__EXERCISE DESCRIPTION__
Retrieve all lines below that have the string "Development".

Data records for software interfaces:
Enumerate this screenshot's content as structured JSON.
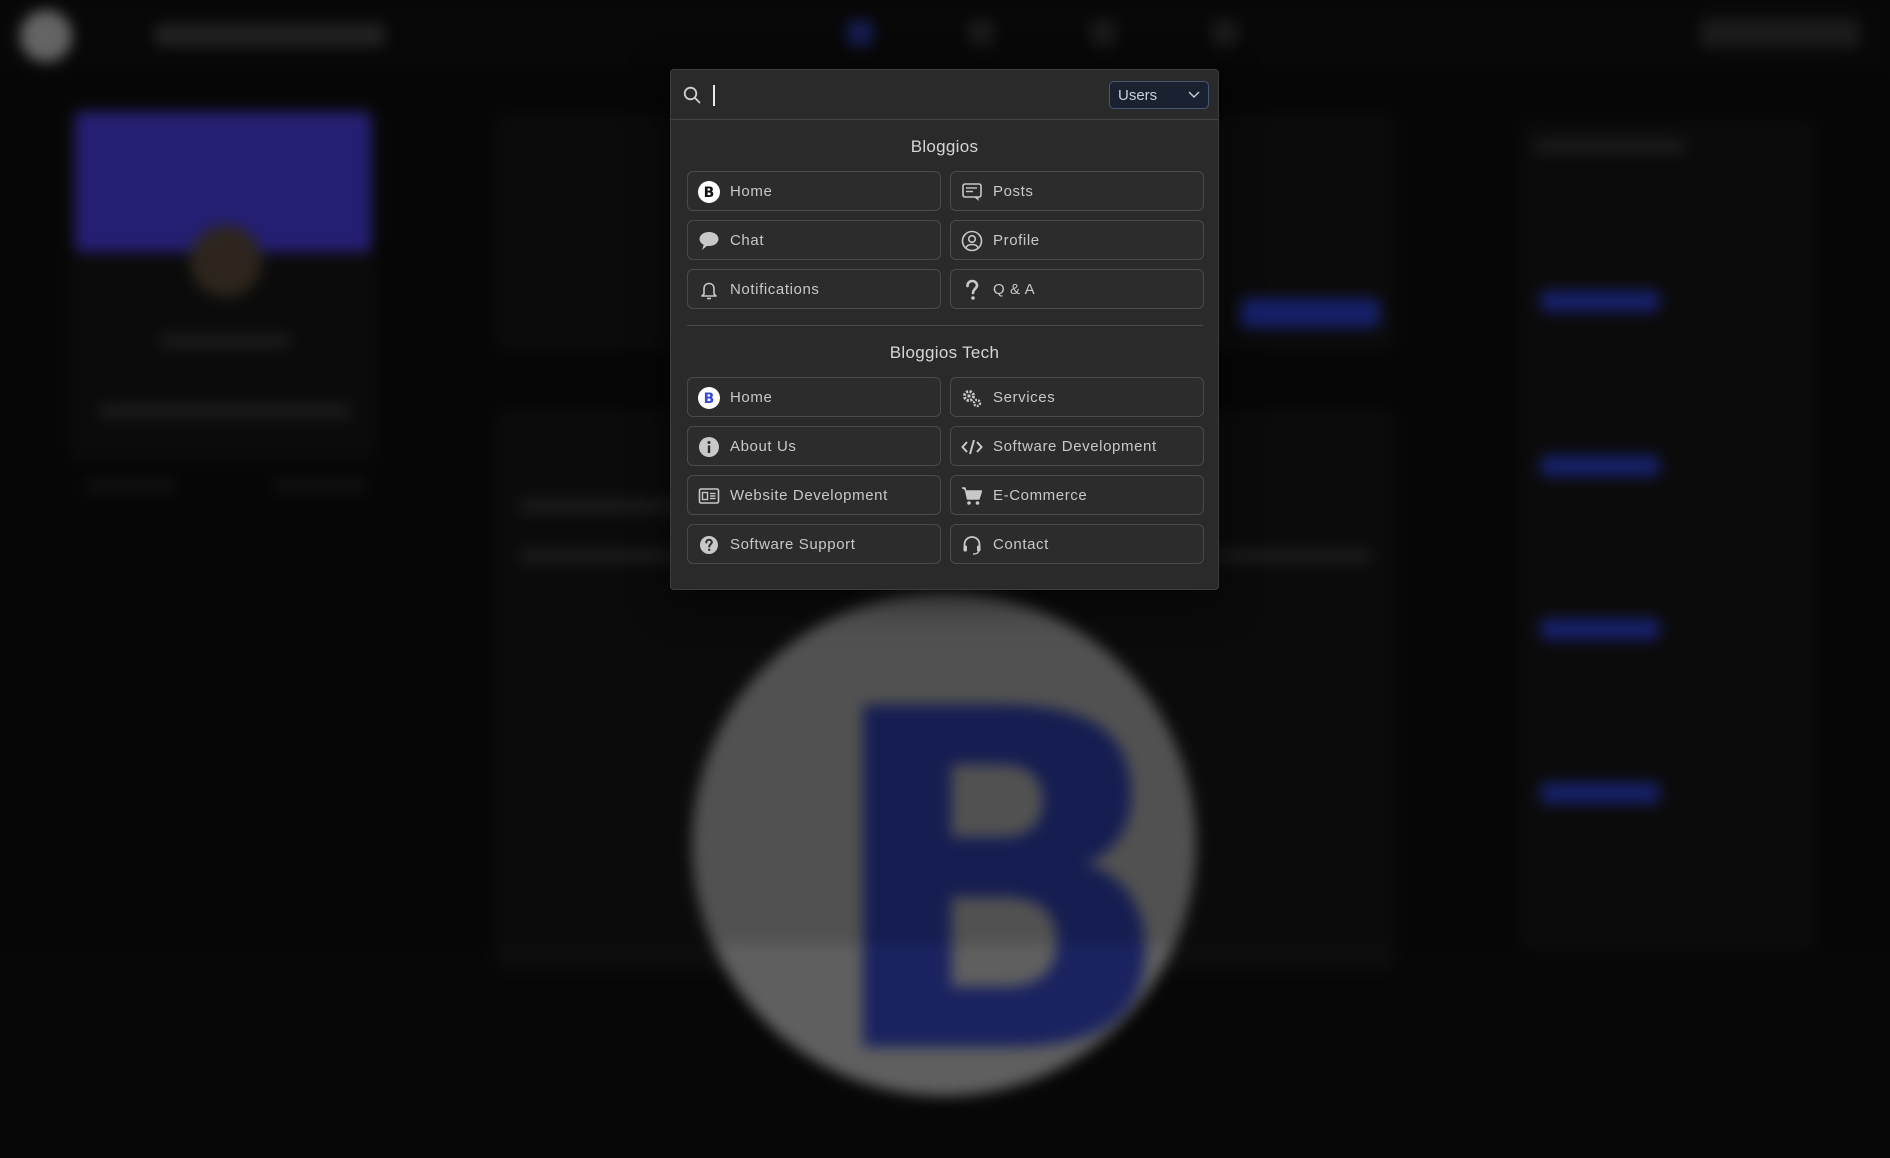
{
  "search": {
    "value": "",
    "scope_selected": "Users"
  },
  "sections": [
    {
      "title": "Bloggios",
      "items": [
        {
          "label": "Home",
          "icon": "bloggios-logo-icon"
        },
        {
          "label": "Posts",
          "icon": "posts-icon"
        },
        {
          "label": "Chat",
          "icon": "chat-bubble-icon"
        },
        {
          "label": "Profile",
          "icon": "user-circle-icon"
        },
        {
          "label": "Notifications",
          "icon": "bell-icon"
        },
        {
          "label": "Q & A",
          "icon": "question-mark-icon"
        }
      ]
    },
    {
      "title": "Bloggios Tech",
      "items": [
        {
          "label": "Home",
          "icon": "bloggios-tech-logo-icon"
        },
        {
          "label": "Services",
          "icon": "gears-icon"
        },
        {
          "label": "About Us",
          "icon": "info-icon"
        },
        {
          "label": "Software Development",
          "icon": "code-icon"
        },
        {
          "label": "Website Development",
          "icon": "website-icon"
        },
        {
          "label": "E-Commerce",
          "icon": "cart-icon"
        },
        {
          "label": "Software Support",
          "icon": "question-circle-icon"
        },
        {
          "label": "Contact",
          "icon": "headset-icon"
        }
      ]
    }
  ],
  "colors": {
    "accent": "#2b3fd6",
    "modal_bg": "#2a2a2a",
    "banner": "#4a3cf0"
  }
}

__RESPONSE TO THE EXERCISE__
          "label": "Software Development",
          "label": "Website Development",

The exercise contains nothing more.